First up, I should warn you not to take the title of this post the wrong way. This is not a holy grail checklist of things to do in order to succeed/ survive/ both (although I do hope to report back positively on all fronts in another 1.75 years…) Rather, it is a comment on an online course I recently enrolled in. The MOOC, entitled “How to Survive Your PhD”, is run out of the Australian National University, and designed by Dr Inger Mewburn (aka The Thesis Whisperer – what a title!)
The course description is as follows:
What you’ll learn
- Understand the common emotional experiences of research students and why they tend to have emotional issues in common.
- Discuss and create strategies and approaches to help research students cope with the emotional challenges of research study.
- Help academics and prospective academics become more effective research supervisors.
Why am I doing the course? It’s definitely not because I have stacks of time to spare (between tutoring, chapter writing, reading, and actual PhD-ing, there’s only just enough time to cook dinner and tease the dog). It did, however, look like a great opportunity to connect with other PhD students at different stages of their research. Connections are really important, and they can often be neglected when in the throes of writing on a very specific and obscure topic that no one else has even heard of. I actually found out about the MOOC when reading The Thesis Whisperer’s blog post on isolation, so that was one motivation. That’s the same motivation that makes me want to help out at social events at our university, because I think that creating the opportunities for people to come together is a really important step in building a community.
Then there is the course content itself. With weekly topics such as Confidence, Loneliness, Frustration, and Curiosity, the course looked both interesting and useful. Such emotions are common to most PhD students at some point, but we often don’t think about them until we’re right under their shadow. In New Zealand we are taught about Hauora whilst at school; the Maori philosophy of health teaches that wellbeing consists of many elements, including physical, mental, emotional, social, and spiritual. This course seems like one way to make sure the emotional side of things gets a look in. It’s also a good chance to take a look at the balance of everything else as well, before I get quicksunk into the convoluted theories and half-drafts of a midway PhD student’s working life.
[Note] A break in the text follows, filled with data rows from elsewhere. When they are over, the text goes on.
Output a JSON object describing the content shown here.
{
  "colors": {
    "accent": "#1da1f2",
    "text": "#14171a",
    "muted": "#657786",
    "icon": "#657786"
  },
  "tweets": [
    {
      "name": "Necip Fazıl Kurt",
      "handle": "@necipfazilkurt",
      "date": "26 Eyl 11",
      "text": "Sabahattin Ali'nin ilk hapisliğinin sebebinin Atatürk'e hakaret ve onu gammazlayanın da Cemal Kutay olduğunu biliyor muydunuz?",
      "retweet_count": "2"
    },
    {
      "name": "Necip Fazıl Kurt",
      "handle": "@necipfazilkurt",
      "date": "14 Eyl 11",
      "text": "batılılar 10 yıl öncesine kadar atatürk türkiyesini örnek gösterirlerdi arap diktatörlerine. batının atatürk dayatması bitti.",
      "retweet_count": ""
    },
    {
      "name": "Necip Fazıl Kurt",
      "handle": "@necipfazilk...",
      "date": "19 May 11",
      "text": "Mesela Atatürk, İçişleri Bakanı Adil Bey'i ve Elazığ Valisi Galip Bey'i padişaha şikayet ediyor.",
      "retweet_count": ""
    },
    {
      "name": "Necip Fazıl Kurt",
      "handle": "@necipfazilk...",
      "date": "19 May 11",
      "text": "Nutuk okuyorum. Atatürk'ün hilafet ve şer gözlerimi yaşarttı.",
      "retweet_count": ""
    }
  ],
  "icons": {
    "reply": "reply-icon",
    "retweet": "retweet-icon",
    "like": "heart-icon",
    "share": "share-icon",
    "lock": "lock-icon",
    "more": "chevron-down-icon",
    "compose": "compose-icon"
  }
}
Thirdly, I’m just curious. Curious to see how the course will pan out, curious to see how a MOOC works, and curious to see what the experience of participating in such a course is like. Having never taken parti n anything like this before, I’m pretty much guaranteed to learn something – and hopefully some ways to make that something count for more things down the track.
So, there you have it: Ten Weeks to find the answers to life, the universe, and everything (or just to make contact with other like minded researchers, and take stock of what’s what). Either way, you can follow along on twitter using the hashtag #survivephd15